EXERCISE REQUIREMENTS> Only lines holding the word "bieżąca" are wanted. Copy them from the listing below.

(EXTRACTED ENTRIES begins)

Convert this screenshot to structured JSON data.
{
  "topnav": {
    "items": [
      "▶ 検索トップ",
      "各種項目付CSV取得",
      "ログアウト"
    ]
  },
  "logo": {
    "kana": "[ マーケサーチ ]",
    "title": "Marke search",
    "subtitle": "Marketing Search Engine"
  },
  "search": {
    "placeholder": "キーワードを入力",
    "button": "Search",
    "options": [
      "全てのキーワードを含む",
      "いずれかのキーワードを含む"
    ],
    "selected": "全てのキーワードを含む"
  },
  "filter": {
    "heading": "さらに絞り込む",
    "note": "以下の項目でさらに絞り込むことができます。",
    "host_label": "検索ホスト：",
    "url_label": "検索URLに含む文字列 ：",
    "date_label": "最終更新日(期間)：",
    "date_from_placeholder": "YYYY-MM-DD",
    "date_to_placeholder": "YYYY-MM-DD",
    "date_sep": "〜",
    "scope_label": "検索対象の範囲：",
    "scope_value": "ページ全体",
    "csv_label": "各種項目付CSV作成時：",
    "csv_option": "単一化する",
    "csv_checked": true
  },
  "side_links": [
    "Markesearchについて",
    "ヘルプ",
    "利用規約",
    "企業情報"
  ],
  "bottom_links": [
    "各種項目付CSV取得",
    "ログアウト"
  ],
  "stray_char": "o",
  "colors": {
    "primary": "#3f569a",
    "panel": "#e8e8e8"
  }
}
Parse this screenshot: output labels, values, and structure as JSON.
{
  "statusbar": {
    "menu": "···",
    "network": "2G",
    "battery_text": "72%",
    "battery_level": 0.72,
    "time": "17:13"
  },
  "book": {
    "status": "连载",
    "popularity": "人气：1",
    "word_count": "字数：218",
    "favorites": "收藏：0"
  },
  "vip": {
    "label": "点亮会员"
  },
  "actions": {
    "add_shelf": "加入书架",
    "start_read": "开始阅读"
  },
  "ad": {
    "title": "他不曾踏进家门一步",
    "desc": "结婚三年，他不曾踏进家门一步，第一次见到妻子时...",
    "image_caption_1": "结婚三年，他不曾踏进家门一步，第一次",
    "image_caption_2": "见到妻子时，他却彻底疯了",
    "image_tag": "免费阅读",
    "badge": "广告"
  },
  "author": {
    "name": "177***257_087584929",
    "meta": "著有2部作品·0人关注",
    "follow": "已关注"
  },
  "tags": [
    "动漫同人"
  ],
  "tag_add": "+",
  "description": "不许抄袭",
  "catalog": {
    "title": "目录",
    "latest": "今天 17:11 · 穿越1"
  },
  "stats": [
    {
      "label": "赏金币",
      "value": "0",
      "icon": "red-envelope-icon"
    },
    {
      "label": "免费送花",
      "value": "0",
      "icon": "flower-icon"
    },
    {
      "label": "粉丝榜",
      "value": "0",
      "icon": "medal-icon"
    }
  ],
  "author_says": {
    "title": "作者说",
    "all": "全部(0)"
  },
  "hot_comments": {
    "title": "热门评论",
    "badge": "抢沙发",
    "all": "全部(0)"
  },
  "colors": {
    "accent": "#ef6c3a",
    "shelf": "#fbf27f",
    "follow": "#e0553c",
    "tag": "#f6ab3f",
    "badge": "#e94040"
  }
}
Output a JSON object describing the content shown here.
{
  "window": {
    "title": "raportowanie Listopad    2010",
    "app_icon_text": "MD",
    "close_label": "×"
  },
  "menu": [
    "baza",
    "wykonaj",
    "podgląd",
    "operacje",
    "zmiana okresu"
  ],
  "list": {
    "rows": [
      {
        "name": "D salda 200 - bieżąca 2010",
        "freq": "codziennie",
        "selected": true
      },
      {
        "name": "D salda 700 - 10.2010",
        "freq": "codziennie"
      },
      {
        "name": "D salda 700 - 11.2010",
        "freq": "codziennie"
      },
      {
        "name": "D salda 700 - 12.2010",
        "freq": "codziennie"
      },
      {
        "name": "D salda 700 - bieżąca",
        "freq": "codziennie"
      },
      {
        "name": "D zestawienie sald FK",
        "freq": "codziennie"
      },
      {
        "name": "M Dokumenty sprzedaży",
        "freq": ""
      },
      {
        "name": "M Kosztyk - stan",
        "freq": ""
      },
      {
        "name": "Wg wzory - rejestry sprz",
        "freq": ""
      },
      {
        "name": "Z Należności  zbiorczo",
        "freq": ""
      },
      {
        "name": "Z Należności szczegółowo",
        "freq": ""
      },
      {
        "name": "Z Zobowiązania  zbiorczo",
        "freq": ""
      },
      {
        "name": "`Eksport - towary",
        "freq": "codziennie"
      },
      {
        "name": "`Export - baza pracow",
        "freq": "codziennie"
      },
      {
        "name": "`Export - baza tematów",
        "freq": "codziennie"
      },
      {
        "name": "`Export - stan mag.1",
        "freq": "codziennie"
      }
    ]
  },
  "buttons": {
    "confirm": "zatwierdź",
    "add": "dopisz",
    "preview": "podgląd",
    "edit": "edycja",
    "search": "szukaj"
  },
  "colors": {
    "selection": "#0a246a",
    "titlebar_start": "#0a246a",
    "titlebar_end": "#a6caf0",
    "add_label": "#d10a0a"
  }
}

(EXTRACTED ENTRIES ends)

WRITTEN ANSWER>
        "name": "D salda 200 - bieżąca 2010",
        "name": "D salda 700 - bieżąca",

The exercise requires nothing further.